Website and app data records:
══════════

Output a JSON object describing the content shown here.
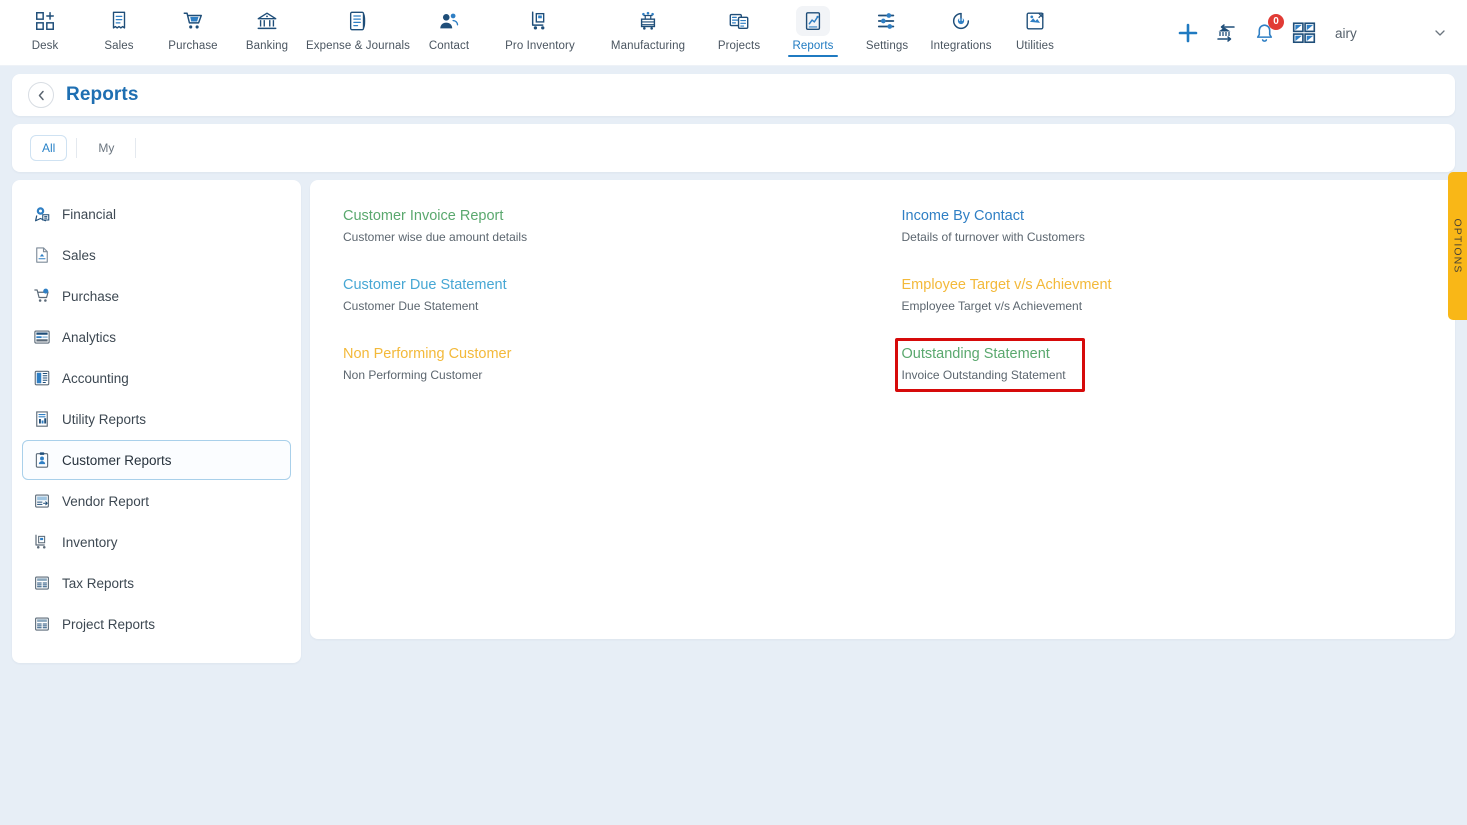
{
  "topnav": {
    "items": [
      {
        "label": "Desk",
        "icon": "dashboard-icon",
        "active": false
      },
      {
        "label": "Sales",
        "icon": "receipt-icon",
        "active": false
      },
      {
        "label": "Purchase",
        "icon": "cart-icon",
        "active": false
      },
      {
        "label": "Banking",
        "icon": "bank-icon",
        "active": false
      },
      {
        "label": "Expense & Journals",
        "icon": "journal-icon",
        "active": false
      },
      {
        "label": "Contact",
        "icon": "contacts-icon",
        "active": false
      },
      {
        "label": "Pro Inventory",
        "icon": "hand-truck-icon",
        "active": false
      },
      {
        "label": "Manufacturing",
        "icon": "manufacturing-icon",
        "active": false
      },
      {
        "label": "Projects",
        "icon": "projects-icon",
        "active": false
      },
      {
        "label": "Reports",
        "icon": "reports-icon",
        "active": true
      },
      {
        "label": "Settings",
        "icon": "sliders-icon",
        "active": false
      },
      {
        "label": "Integrations",
        "icon": "plug-icon",
        "active": false
      },
      {
        "label": "Utilities",
        "icon": "utilities-icon",
        "active": false
      }
    ],
    "right": {
      "add_label": "add-icon",
      "transfer_label": "bank-transfer-icon",
      "notifications_count": "0",
      "apps_label": "apps-grid-icon",
      "company": "airy",
      "caret": "chevron-down-icon"
    }
  },
  "page": {
    "back": "back-chevron-icon",
    "title": "Reports"
  },
  "filters": {
    "tabs": [
      {
        "label": "All",
        "selected": true
      },
      {
        "label": "My",
        "selected": false
      }
    ]
  },
  "sidebar": {
    "items": [
      {
        "label": "Financial",
        "icon": "financial-icon",
        "selected": false
      },
      {
        "label": "Sales",
        "icon": "sales-doc-icon",
        "selected": false
      },
      {
        "label": "Purchase",
        "icon": "purchase-cart-icon",
        "selected": false
      },
      {
        "label": "Analytics",
        "icon": "analytics-icon",
        "selected": false
      },
      {
        "label": "Accounting",
        "icon": "accounting-icon",
        "selected": false
      },
      {
        "label": "Utility Reports",
        "icon": "utility-report-icon",
        "selected": false
      },
      {
        "label": "Customer Reports",
        "icon": "customer-report-icon",
        "selected": true
      },
      {
        "label": "Vendor Report",
        "icon": "vendor-report-icon",
        "selected": false
      },
      {
        "label": "Inventory",
        "icon": "inventory-icon",
        "selected": false
      },
      {
        "label": "Tax Reports",
        "icon": "tax-report-icon",
        "selected": false
      },
      {
        "label": "Project Reports",
        "icon": "project-report-icon",
        "selected": false
      }
    ]
  },
  "reports": {
    "left": [
      {
        "title": "Customer Invoice Report",
        "desc": "Customer wise due amount details",
        "color": "#5aa86e",
        "highlighted": false
      },
      {
        "title": "Customer Due Statement",
        "desc": "Customer Due Statement",
        "color": "#47a7d4",
        "highlighted": false
      },
      {
        "title": "Non Performing Customer",
        "desc": "Non Performing Customer",
        "color": "#f3b93a",
        "highlighted": false
      }
    ],
    "right": [
      {
        "title": "Income By Contact",
        "desc": "Details of turnover with Customers",
        "color": "#2f7fc4",
        "highlighted": false
      },
      {
        "title": "Employee Target v/s Achievment",
        "desc": "Employee Target v/s Achievement",
        "color": "#f3b93a",
        "highlighted": false
      },
      {
        "title": "Outstanding Statement",
        "desc": "Invoice Outstanding Statement",
        "color": "#5aa86e",
        "highlighted": true
      }
    ]
  },
  "options_tab": {
    "label": "OPTIONS",
    "color": "#f9b717"
  },
  "colors": {
    "page_background": "#e7eef6",
    "accent_blue": "#1f7ac1",
    "highlight_red": "#d60a0a"
  }
}
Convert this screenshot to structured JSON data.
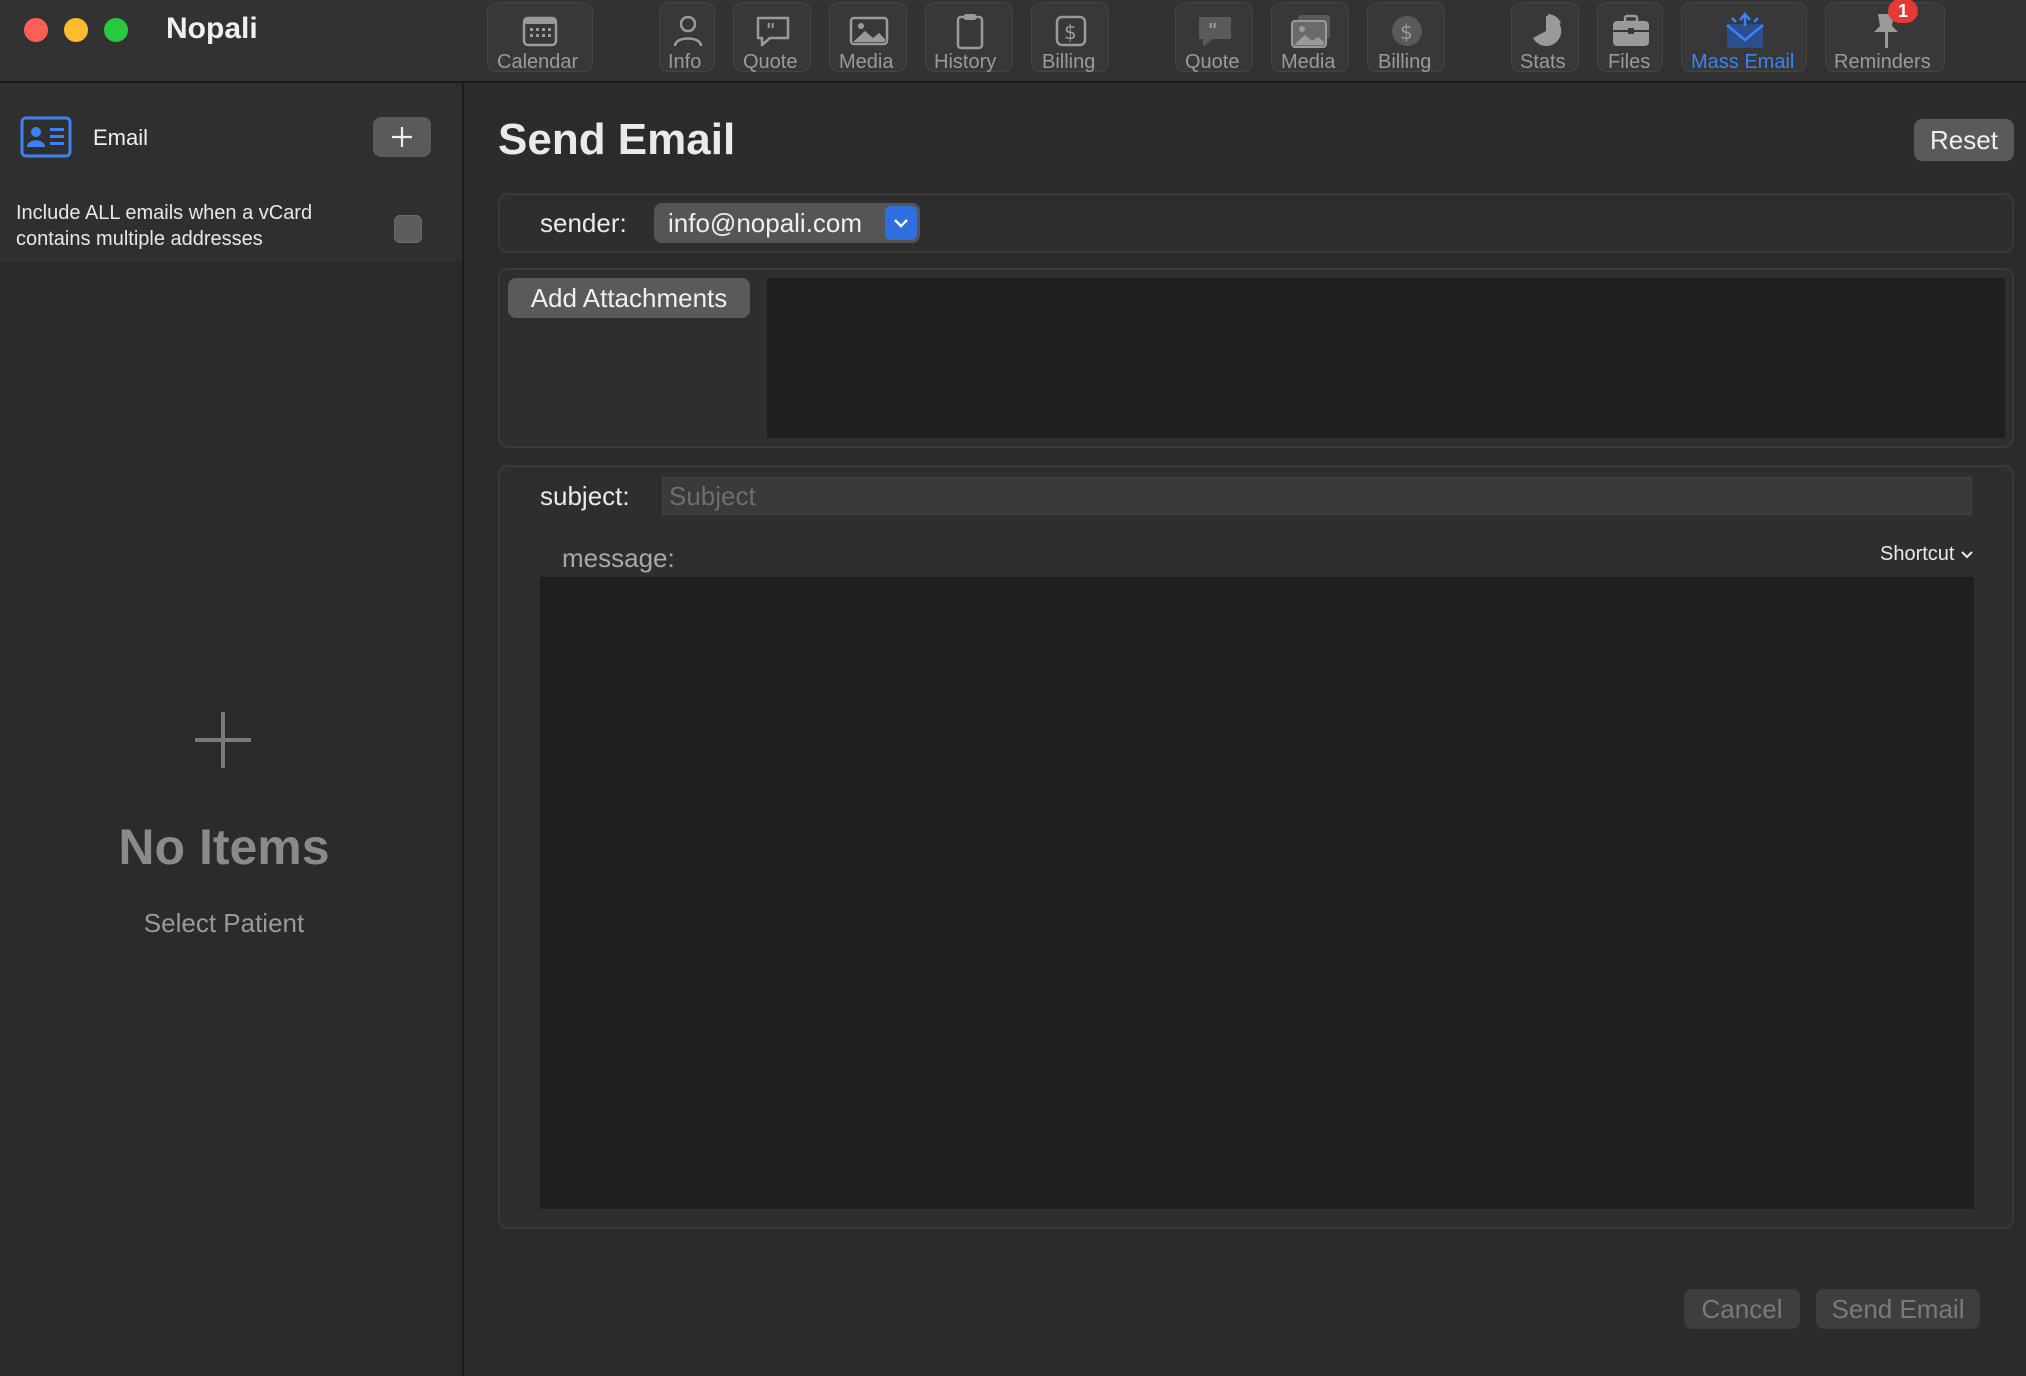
{
  "app": {
    "title": "Nopali"
  },
  "toolbar": {
    "items": [
      {
        "label": "Calendar",
        "icon": "calendar-icon"
      },
      {
        "label": "Info",
        "icon": "person-icon"
      },
      {
        "label": "Quote",
        "icon": "quote-bubble-icon"
      },
      {
        "label": "Media",
        "icon": "photo-icon"
      },
      {
        "label": "History",
        "icon": "clipboard-icon"
      },
      {
        "label": "Billing",
        "icon": "dollar-icon"
      },
      {
        "label": "Quote",
        "icon": "quote-bubble-icon"
      },
      {
        "label": "Media",
        "icon": "photos-stack-icon"
      },
      {
        "label": "Billing",
        "icon": "dollar-circle-icon"
      },
      {
        "label": "Stats",
        "icon": "pie-chart-icon"
      },
      {
        "label": "Files",
        "icon": "briefcase-icon"
      },
      {
        "label": "Mass Email",
        "icon": "envelope-icon",
        "active": true
      },
      {
        "label": "Reminders",
        "icon": "pin-icon",
        "badge": "1"
      }
    ],
    "active_color": "#3b82f6"
  },
  "sidebar": {
    "header_label": "Email",
    "include_all_text": "Include ALL emails when a vCard contains multiple addresses",
    "empty_title": "No Items",
    "empty_subtitle": "Select Patient"
  },
  "main": {
    "title": "Send Email",
    "reset_label": "Reset",
    "sender_label": "sender:",
    "sender_value": "info@nopali.com",
    "add_attachments_label": "Add Attachments",
    "subject_label": "subject:",
    "subject_placeholder": "Subject",
    "message_label": "message:",
    "shortcut_label": "Shortcut",
    "cancel_label": "Cancel",
    "send_label": "Send Email"
  }
}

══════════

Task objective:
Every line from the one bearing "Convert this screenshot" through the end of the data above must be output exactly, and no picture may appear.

Output for this task:
Convert this screenshot to structured JSON data.
{
  "app": {
    "title": "Nopali"
  },
  "toolbar": {
    "items": [
      {
        "label": "Calendar",
        "icon": "calendar-icon"
      },
      {
        "label": "Info",
        "icon": "person-icon"
      },
      {
        "label": "Quote",
        "icon": "quote-bubble-icon"
      },
      {
        "label": "Media",
        "icon": "photo-icon"
      },
      {
        "label": "History",
        "icon": "clipboard-icon"
      },
      {
        "label": "Billing",
        "icon": "dollar-icon"
      },
      {
        "label": "Quote",
        "icon": "quote-bubble-icon"
      },
      {
        "label": "Media",
        "icon": "photos-stack-icon"
      },
      {
        "label": "Billing",
        "icon": "dollar-circle-icon"
      },
      {
        "label": "Stats",
        "icon": "pie-chart-icon"
      },
      {
        "label": "Files",
        "icon": "briefcase-icon"
      },
      {
        "label": "Mass Email",
        "icon": "envelope-icon",
        "active": true
      },
      {
        "label": "Reminders",
        "icon": "pin-icon",
        "badge": "1"
      }
    ],
    "active_color": "#3b82f6"
  },
  "sidebar": {
    "header_label": "Email",
    "include_all_text": "Include ALL emails when a vCard contains multiple addresses",
    "empty_title": "No Items",
    "empty_subtitle": "Select Patient"
  },
  "main": {
    "title": "Send Email",
    "reset_label": "Reset",
    "sender_label": "sender:",
    "sender_value": "info@nopali.com",
    "add_attachments_label": "Add Attachments",
    "subject_label": "subject:",
    "subject_placeholder": "Subject",
    "message_label": "message:",
    "shortcut_label": "Shortcut",
    "cancel_label": "Cancel",
    "send_label": "Send Email"
  }
}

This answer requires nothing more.